Use of Audio and Video Transmission for First Appearance

G.S. 7A-49.6 broadly authorizes the use of audio and video transmission to conduct "all types" of court proceedings as long as the presiding judge and participants can see and hear each other, there is no objection made for good cause, the videoconferencing application used has been approved by the Administrative Office of the Courts, and the procedures "safeguard the constitutional rights of those persons involved in the proceeding and preserve the integrity of the judicial process," including preserving the defendant's right to confer confidentially with counsel and confront witnesses, if applicable. G.S. 7A-49.6 was established by S.L. 2017-47 (S.B. 255), effective June 18, 2021, which also repealed the provisions of G.S. 15A-601 that had previously limited the use of remote audio and video transmission to noncapital cases only.

Failure to Follow Initial Appearance or First Appearance Procedures

Failure to hold an initial or first appearance, or failure to follow the procedures described in G.S. 15A-501 and G.S. 15A-511 concerning conducting the initial or first appearance, does not affect the validity of a trial, unless defendant shows that his or her constitutional rights were prejudiced as a result.

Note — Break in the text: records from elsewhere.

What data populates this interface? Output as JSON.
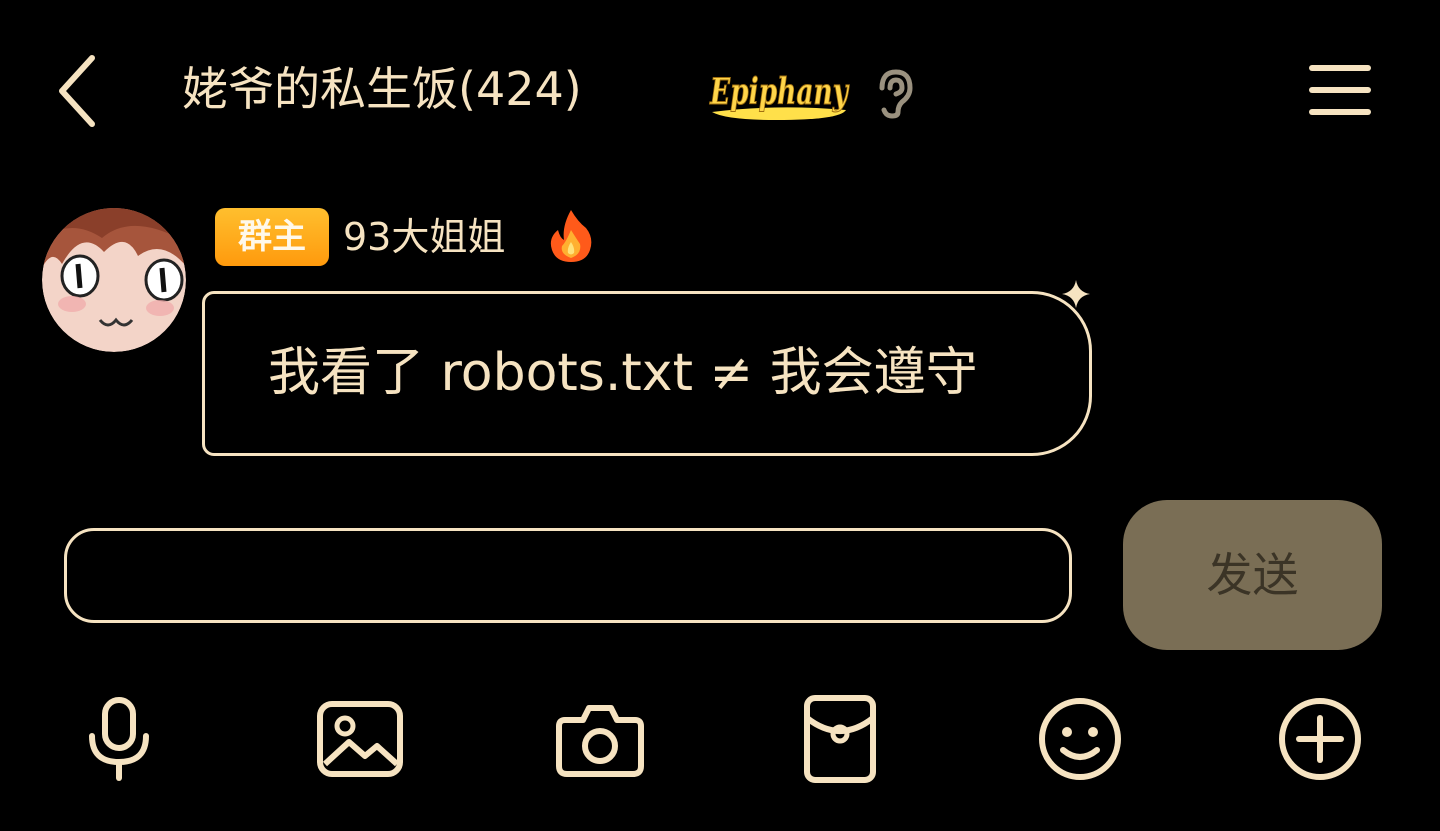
{
  "header": {
    "title": "姥爷的私生饭(424)",
    "badge_text": "Epiphany",
    "back_icon": "chevron-left-icon",
    "ear_icon": "ear-icon",
    "menu_icon": "menu-icon"
  },
  "message": {
    "role_badge": "群主",
    "sender": "93大姐姐",
    "sender_icon": "fire-icon",
    "text": "我看了 robots.txt ≠ 我会遵守"
  },
  "composer": {
    "input_value": "",
    "input_placeholder": "",
    "send_label": "发送"
  },
  "toolbar": {
    "items": [
      "microphone-icon",
      "image-icon",
      "camera-icon",
      "red-packet-icon",
      "emoji-icon",
      "plus-icon"
    ]
  },
  "colors": {
    "accent": "#f6e3c1",
    "background": "#000000",
    "send_button_bg": "#7a6e55",
    "role_badge": "#ffaa18"
  }
}
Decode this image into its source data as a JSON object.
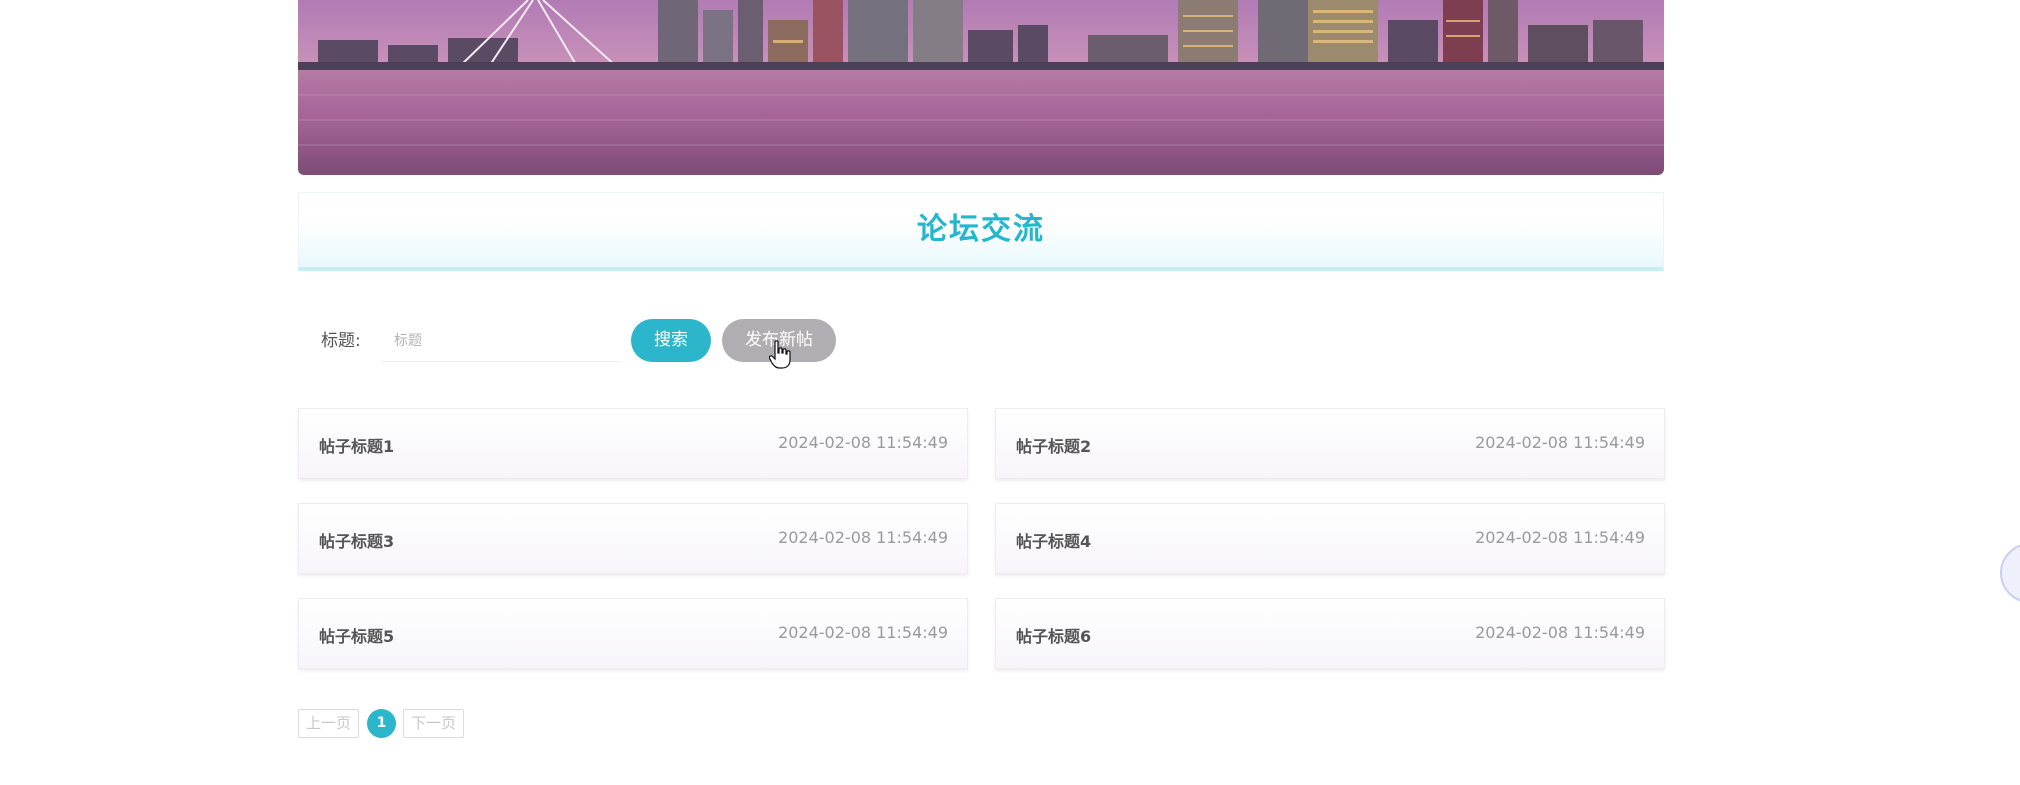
{
  "section": {
    "title": "论坛交流"
  },
  "search": {
    "label": "标题:",
    "placeholder": "标题",
    "value": "",
    "search_button": "搜索",
    "new_post_button": "发布新帖"
  },
  "posts": [
    {
      "title": "帖子标题1",
      "time": "2024-02-08 11:54:49"
    },
    {
      "title": "帖子标题2",
      "time": "2024-02-08 11:54:49"
    },
    {
      "title": "帖子标题3",
      "time": "2024-02-08 11:54:49"
    },
    {
      "title": "帖子标题4",
      "time": "2024-02-08 11:54:49"
    },
    {
      "title": "帖子标题5",
      "time": "2024-02-08 11:54:49"
    },
    {
      "title": "帖子标题6",
      "time": "2024-02-08 11:54:49"
    }
  ],
  "pagination": {
    "prev_label": "上一页",
    "current_page": "1",
    "next_label": "下一页"
  },
  "colors": {
    "accent": "#2cb6cc",
    "secondary_button": "#b1aeb3",
    "title_color": "#22b7cf"
  },
  "icons": {
    "cursor": "hand-pointer-icon",
    "banner": "city-skyline-banner",
    "floating_widget": "floating-widget-circle"
  }
}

State v. Reynolds, 298 N.C. 380 (1979); State v. Pruitt, 42 N.C. App. 240 (1979).